# TASK ITEM:
A word-for-word copy of the records that follow is needed, with every picture omitted.

(Page and application data records)
______
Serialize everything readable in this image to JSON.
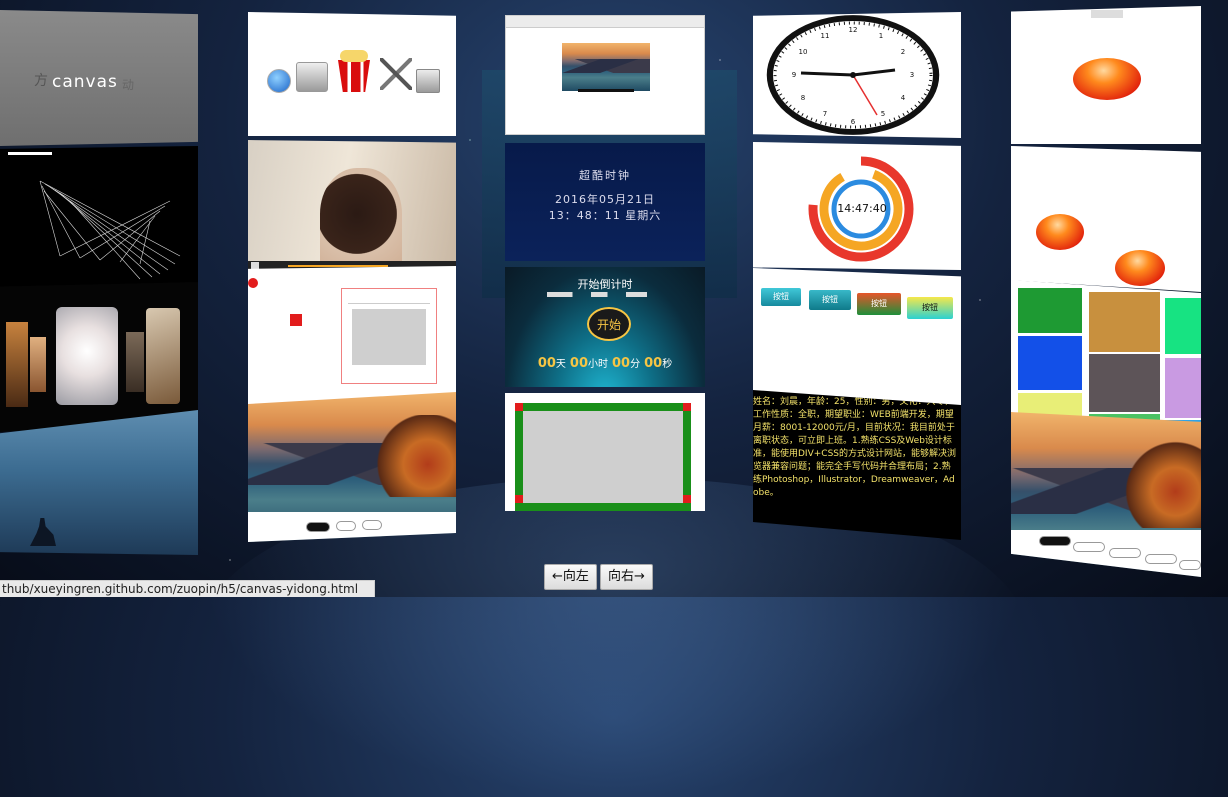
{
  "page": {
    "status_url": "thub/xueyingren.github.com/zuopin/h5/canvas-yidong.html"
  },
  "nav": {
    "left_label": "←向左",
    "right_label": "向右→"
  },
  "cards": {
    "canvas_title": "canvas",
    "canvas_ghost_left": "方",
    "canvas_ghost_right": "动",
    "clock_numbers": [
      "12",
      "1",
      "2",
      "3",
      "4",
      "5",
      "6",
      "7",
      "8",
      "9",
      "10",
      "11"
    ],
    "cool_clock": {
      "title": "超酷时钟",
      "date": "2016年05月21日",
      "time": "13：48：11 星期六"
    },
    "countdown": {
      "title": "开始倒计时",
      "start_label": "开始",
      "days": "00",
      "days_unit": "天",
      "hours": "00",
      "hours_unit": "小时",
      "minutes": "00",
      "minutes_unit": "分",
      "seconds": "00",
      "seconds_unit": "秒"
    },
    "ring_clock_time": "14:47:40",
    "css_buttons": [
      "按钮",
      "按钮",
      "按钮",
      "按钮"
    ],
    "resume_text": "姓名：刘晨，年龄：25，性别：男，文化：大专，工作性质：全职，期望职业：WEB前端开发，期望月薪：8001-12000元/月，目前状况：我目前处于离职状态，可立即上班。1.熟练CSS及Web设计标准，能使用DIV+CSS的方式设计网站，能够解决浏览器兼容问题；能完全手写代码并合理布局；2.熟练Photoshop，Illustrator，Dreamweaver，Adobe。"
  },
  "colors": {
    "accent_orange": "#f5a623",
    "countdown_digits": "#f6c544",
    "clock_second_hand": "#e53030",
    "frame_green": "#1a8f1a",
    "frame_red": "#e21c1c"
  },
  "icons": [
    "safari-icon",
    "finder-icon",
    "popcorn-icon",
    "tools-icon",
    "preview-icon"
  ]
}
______
# SOLUTION FOR THIS EXERCISE:
Serialize everything readable in this image to JSON.
{
  "page": {
    "status_url": "thub/xueyingren.github.com/zuopin/h5/canvas-yidong.html"
  },
  "nav": {
    "left_label": "←向左",
    "right_label": "向右→"
  },
  "cards": {
    "canvas_title": "canvas",
    "canvas_ghost_left": "方",
    "canvas_ghost_right": "动",
    "clock_numbers": [
      "12",
      "1",
      "2",
      "3",
      "4",
      "5",
      "6",
      "7",
      "8",
      "9",
      "10",
      "11"
    ],
    "cool_clock": {
      "title": "超酷时钟",
      "date": "2016年05月21日",
      "time": "13：48：11 星期六"
    },
    "countdown": {
      "title": "开始倒计时",
      "start_label": "开始",
      "days": "00",
      "days_unit": "天",
      "hours": "00",
      "hours_unit": "小时",
      "minutes": "00",
      "minutes_unit": "分",
      "seconds": "00",
      "seconds_unit": "秒"
    },
    "ring_clock_time": "14:47:40",
    "css_buttons": [
      "按钮",
      "按钮",
      "按钮",
      "按钮"
    ],
    "resume_text": "姓名：刘晨，年龄：25，性别：男，文化：大专，工作性质：全职，期望职业：WEB前端开发，期望月薪：8001-12000元/月，目前状况：我目前处于离职状态，可立即上班。1.熟练CSS及Web设计标准，能使用DIV+CSS的方式设计网站，能够解决浏览器兼容问题；能完全手写代码并合理布局；2.熟练Photoshop，Illustrator，Dreamweaver，Adobe。"
  },
  "colors": {
    "accent_orange": "#f5a623",
    "countdown_digits": "#f6c544",
    "clock_second_hand": "#e53030",
    "frame_green": "#1a8f1a",
    "frame_red": "#e21c1c"
  },
  "icons": [
    "safari-icon",
    "finder-icon",
    "popcorn-icon",
    "tools-icon",
    "preview-icon"
  ]
}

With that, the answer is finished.